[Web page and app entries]
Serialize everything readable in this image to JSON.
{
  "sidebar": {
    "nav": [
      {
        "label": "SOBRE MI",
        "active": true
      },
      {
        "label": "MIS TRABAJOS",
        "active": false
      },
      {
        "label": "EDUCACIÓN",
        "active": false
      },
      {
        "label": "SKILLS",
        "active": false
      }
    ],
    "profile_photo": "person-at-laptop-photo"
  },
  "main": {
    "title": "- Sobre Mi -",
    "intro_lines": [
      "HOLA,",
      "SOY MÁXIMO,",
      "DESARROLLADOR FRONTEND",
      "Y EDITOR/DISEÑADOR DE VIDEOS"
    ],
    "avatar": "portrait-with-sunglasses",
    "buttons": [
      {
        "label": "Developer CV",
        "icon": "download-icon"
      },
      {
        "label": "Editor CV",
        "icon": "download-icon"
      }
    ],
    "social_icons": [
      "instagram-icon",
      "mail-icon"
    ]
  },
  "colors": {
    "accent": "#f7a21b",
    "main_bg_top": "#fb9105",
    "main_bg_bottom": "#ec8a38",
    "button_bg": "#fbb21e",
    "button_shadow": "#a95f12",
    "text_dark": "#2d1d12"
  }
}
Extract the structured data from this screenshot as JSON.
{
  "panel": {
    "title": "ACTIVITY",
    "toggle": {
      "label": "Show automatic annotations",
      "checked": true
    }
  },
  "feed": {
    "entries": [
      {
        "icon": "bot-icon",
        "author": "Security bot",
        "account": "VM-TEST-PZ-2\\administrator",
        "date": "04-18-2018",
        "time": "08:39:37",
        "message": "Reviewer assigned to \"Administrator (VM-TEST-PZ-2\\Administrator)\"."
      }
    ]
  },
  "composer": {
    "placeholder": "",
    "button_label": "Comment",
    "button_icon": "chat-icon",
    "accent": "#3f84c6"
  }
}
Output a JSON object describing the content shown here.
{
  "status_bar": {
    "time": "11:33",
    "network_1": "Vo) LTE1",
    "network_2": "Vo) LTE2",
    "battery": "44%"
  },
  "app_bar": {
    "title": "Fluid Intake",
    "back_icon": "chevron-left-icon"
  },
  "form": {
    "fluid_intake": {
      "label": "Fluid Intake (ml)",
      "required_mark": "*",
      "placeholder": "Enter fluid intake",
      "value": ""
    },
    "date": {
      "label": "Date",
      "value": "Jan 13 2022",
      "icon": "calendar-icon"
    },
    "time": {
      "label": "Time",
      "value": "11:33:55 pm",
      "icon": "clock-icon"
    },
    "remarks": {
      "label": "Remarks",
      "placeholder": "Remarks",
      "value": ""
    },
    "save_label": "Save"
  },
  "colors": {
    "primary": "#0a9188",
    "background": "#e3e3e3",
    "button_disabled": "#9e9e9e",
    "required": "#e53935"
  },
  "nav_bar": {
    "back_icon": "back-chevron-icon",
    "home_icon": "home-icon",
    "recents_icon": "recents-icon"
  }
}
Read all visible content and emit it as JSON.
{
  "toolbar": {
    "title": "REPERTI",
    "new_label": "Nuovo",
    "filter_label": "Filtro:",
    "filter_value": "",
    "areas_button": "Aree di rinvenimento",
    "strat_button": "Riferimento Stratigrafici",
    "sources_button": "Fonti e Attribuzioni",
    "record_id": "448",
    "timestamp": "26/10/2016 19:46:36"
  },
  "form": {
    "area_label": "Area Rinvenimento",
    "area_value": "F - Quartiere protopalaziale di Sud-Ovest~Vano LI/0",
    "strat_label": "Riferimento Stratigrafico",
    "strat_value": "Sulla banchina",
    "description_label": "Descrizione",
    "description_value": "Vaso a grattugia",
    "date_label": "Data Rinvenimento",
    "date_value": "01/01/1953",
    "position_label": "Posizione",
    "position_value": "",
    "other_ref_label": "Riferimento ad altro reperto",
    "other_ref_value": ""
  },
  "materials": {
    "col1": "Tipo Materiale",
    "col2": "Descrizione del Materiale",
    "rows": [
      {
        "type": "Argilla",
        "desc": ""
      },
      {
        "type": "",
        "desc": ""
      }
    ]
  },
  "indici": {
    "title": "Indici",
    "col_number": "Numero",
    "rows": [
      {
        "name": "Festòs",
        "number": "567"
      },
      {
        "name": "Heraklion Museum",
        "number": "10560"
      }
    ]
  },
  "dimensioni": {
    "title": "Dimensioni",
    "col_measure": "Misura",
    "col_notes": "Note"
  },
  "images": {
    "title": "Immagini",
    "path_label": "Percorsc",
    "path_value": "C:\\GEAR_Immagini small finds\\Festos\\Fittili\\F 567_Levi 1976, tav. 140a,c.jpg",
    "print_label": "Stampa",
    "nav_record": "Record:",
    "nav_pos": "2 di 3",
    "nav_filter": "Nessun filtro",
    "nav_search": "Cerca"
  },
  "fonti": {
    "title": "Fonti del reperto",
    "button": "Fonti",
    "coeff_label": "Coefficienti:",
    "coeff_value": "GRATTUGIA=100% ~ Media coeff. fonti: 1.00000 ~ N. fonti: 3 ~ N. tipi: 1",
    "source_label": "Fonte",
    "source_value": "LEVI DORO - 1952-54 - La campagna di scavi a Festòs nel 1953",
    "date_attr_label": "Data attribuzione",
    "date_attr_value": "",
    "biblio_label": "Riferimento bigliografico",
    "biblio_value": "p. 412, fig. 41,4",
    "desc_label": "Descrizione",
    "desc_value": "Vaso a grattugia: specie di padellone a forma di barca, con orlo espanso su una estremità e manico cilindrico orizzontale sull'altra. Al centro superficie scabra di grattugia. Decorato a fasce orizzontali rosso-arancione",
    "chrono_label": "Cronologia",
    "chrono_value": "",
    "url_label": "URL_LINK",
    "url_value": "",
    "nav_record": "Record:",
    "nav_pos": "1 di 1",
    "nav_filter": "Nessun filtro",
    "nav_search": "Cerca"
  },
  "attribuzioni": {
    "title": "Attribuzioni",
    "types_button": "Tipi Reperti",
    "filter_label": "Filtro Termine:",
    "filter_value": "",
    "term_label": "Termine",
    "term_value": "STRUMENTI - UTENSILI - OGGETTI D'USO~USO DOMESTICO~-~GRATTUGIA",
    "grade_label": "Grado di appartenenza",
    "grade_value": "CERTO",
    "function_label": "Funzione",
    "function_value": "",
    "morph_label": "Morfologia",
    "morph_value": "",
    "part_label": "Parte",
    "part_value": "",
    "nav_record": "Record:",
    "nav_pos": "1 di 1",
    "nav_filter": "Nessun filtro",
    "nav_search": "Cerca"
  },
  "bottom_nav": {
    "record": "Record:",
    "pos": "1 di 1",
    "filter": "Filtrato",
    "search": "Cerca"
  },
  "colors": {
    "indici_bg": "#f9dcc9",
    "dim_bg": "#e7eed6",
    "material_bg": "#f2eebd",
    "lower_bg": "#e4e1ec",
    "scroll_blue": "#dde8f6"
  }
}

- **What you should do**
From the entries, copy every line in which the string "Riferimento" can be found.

- **Output**
    "strat_button": "Riferimento Stratigrafici",
    "strat_label": "Riferimento Stratigrafico",
    "other_ref_label": "Riferimento ad altro reperto",
    "biblio_label": "Riferimento bigliografico",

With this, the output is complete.